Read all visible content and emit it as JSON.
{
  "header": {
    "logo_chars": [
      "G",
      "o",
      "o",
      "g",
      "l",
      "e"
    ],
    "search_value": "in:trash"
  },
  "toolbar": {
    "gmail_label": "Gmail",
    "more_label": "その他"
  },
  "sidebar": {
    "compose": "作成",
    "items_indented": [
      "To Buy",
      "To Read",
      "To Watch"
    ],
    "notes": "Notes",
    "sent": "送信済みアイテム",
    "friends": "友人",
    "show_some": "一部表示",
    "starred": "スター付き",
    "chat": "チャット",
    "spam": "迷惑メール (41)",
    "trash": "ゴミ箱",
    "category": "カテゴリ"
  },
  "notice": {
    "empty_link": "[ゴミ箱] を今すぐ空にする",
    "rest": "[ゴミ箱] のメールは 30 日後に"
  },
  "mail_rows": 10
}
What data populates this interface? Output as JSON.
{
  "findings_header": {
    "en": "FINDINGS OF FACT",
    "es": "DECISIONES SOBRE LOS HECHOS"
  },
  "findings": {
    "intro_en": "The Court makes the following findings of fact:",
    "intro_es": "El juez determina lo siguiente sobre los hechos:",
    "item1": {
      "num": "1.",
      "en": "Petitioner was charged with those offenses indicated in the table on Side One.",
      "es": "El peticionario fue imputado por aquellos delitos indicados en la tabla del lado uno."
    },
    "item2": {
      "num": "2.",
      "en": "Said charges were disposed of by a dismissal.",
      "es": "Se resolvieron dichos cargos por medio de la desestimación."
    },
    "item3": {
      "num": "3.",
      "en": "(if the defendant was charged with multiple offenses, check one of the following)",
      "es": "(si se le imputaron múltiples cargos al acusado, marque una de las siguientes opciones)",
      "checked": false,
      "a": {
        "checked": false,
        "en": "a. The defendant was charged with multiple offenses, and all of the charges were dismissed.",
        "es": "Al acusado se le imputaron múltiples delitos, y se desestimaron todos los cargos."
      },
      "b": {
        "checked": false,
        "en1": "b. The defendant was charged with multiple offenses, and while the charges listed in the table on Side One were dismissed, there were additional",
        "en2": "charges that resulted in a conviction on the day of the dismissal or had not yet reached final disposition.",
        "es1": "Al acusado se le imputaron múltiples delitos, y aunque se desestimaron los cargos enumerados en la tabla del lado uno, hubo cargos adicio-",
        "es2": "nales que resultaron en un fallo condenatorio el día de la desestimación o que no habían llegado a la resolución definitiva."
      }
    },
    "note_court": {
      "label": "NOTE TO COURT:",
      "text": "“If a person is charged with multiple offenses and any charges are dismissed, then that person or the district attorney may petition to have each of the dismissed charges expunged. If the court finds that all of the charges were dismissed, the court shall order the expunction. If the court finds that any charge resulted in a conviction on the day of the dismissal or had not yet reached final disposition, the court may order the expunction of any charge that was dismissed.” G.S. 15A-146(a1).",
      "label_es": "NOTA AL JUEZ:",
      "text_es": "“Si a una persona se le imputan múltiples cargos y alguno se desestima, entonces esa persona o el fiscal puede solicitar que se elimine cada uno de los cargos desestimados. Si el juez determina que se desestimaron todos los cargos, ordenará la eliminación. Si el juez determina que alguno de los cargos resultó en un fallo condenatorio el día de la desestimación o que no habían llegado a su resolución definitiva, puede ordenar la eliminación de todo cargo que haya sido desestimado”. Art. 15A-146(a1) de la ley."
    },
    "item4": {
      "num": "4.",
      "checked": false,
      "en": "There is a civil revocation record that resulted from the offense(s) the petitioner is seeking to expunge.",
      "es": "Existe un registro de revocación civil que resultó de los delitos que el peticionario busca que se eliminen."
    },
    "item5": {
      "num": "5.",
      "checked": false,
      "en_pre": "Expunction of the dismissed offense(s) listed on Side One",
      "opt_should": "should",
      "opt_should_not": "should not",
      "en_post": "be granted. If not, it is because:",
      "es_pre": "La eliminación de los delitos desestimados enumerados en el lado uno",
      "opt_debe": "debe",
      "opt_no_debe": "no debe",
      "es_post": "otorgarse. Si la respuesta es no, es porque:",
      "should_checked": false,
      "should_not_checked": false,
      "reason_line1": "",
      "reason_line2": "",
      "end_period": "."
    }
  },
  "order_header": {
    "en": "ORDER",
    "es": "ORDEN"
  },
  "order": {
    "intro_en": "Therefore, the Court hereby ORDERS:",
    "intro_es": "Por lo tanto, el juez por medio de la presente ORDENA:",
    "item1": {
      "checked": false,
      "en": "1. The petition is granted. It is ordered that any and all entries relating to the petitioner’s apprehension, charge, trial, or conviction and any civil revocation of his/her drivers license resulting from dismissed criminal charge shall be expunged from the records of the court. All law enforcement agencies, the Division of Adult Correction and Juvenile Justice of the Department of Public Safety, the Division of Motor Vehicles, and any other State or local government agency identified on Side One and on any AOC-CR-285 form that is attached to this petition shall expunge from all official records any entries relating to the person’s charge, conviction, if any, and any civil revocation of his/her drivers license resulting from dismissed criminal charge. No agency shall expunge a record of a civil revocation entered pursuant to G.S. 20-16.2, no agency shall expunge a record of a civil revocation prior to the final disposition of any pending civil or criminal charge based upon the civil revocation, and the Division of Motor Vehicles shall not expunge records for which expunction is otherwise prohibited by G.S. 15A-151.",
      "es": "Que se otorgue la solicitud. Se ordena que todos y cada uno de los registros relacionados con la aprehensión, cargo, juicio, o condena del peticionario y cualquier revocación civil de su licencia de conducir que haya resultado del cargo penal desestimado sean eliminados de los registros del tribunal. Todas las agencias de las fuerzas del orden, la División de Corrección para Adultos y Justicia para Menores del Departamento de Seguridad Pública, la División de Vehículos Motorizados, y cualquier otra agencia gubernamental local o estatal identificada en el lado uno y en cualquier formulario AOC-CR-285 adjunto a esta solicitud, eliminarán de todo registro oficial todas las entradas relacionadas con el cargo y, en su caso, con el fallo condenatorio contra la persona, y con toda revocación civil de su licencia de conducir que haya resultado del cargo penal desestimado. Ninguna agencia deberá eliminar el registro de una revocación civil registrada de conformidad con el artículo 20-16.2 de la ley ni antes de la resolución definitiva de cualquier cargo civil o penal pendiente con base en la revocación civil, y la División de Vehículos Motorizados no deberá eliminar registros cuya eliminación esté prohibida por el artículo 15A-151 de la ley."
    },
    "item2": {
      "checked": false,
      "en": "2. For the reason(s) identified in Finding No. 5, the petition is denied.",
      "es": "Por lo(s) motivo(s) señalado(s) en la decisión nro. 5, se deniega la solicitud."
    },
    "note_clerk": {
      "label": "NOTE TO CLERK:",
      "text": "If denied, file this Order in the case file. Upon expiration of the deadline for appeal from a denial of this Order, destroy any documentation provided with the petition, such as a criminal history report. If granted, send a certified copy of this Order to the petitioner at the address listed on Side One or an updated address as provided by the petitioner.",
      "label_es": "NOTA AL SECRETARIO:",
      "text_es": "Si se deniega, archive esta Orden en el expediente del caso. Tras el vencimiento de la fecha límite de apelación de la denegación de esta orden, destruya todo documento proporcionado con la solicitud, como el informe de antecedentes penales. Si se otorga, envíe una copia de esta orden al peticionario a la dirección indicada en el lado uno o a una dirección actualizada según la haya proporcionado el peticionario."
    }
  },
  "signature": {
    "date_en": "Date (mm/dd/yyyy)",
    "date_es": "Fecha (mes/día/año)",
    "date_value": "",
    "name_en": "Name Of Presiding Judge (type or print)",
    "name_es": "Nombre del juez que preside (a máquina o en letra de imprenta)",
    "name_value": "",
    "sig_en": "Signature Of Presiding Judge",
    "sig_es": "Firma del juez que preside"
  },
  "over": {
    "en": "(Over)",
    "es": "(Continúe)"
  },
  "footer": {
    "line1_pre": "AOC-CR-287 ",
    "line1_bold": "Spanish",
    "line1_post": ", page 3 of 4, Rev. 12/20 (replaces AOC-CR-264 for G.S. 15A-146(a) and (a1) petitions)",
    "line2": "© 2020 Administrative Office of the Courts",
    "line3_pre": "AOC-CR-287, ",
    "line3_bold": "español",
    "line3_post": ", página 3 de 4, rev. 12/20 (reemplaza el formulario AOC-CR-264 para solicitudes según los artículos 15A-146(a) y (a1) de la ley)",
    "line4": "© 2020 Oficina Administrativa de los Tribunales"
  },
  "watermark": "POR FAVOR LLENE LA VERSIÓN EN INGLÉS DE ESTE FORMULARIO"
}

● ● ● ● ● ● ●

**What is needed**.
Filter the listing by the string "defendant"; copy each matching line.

**Written solution**.
      "en": "(if the defendant was charged with multiple offenses, check one of the following)",
        "en": "a. The defendant was charged with multiple offenses, and all of the charges were dismissed.",
        "en1": "b. The defendant was charged with multiple offenses, and while the charges listed in the table on Side One were dismissed, there were additional",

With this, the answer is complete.